The Acreage and Grain Stocks reports were released today. And for the most part, the numbers were within the range of expectations. The corn numbers ran a bit higher than the trade expectations, but the soybean numbers were a bit below. For corn, national acreage was estimated at 90.9 million acres. That is roughly 900,000 acres more than farmers indicated in March. Producers in Iowa, Nebraska, Kansas, North Dakota, Michigan, and Colorado increased corn plantings, raising corn acreage by at least 100,000 acres in each state when compared to the March projections. Meanwhile, producers in Illinois, Indiana, and South Dakota reduced corn area by at least 100,000 acres in each state. For soybeans, national acreage was estimated at 89.5 million acres, just 31,000 acres more than the March intentions. While farmers in Illinois, North Dakota, and Missouri increased soybean plantings significantly when compared to intentions, farmers in Iowa, Indiana, Kansas, and Louisiana offset those gains. Overall, the trade expected more soybeans and less corn. And the bigger surprise is likely the smaller soybean acreage number.
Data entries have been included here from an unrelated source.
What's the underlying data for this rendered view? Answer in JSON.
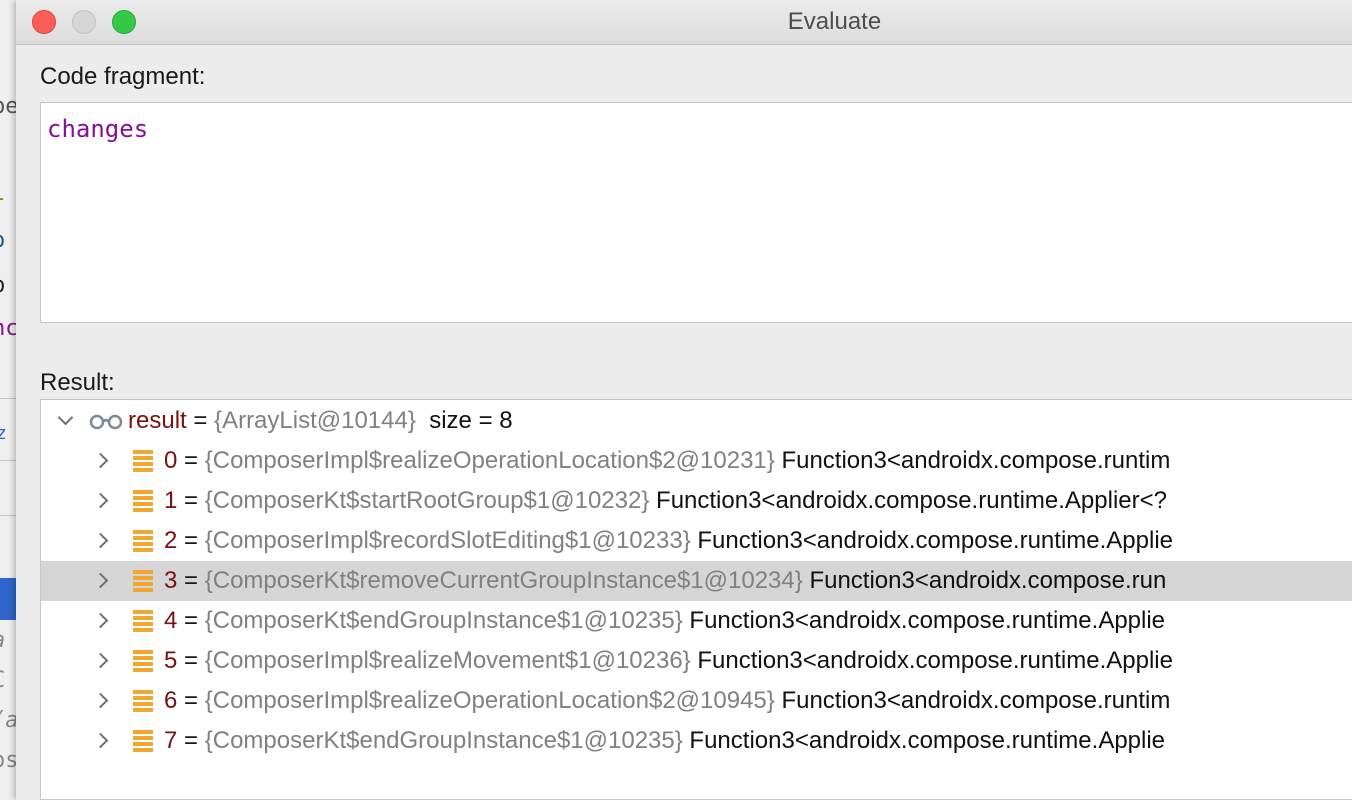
{
  "window": {
    "title": "Evaluate"
  },
  "code_fragment": {
    "label": "Code fragment:",
    "value": "changes"
  },
  "result_section": {
    "label": "Result:",
    "root": {
      "name": "result",
      "eq": "=",
      "value": "{ArrayList@10144}",
      "extra": "size = 8"
    },
    "items": [
      {
        "index": "0",
        "eq": "=",
        "value": "{ComposerImpl$realizeOperationLocation$2@10231}",
        "type": "Function3<androidx.compose.runtim"
      },
      {
        "index": "1",
        "eq": "=",
        "value": "{ComposerKt$startRootGroup$1@10232}",
        "type": "Function3<androidx.compose.runtime.Applier<?"
      },
      {
        "index": "2",
        "eq": "=",
        "value": "{ComposerImpl$recordSlotEditing$1@10233}",
        "type": "Function3<androidx.compose.runtime.Applie"
      },
      {
        "index": "3",
        "eq": "=",
        "value": "{ComposerKt$removeCurrentGroupInstance$1@10234}",
        "type": "Function3<androidx.compose.run"
      },
      {
        "index": "4",
        "eq": "=",
        "value": "{ComposerKt$endGroupInstance$1@10235}",
        "type": "Function3<androidx.compose.runtime.Applie"
      },
      {
        "index": "5",
        "eq": "=",
        "value": "{ComposerImpl$realizeMovement$1@10236}",
        "type": "Function3<androidx.compose.runtime.Applie"
      },
      {
        "index": "6",
        "eq": "=",
        "value": "{ComposerImpl$realizeOperationLocation$2@10945}",
        "type": "Function3<androidx.compose.runtim"
      },
      {
        "index": "7",
        "eq": "=",
        "value": "{ComposerKt$endGroupInstance$1@10235}",
        "type": "Function3<androidx.compose.runtime.Applie"
      }
    ],
    "selected_index": 3
  },
  "background_editor": {
    "fragments": [
      "pe",
      "l",
      "o",
      "p",
      "nc",
      "z",
      "a",
      "C",
      "(a",
      "os"
    ]
  },
  "colors": {
    "code_keyword": "#871094",
    "variable_name": "#7a0f10",
    "object_id": "#808080",
    "list_icon": "#f0a732",
    "selection": "#d5d5d5"
  }
}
National stocks for both crops were up 11 percent compared to last year, but that was to be expected given the record production for both crops last fall. The key feature in the stocks report to me was the disappearance rates. For corn, quarterly disappearance was up 9 percent, while for soybeans it was up 18 percent. So crop usage remains robust and has continued to chew through the large supplies. Combined, these reports provided a little positive news for the crop markets.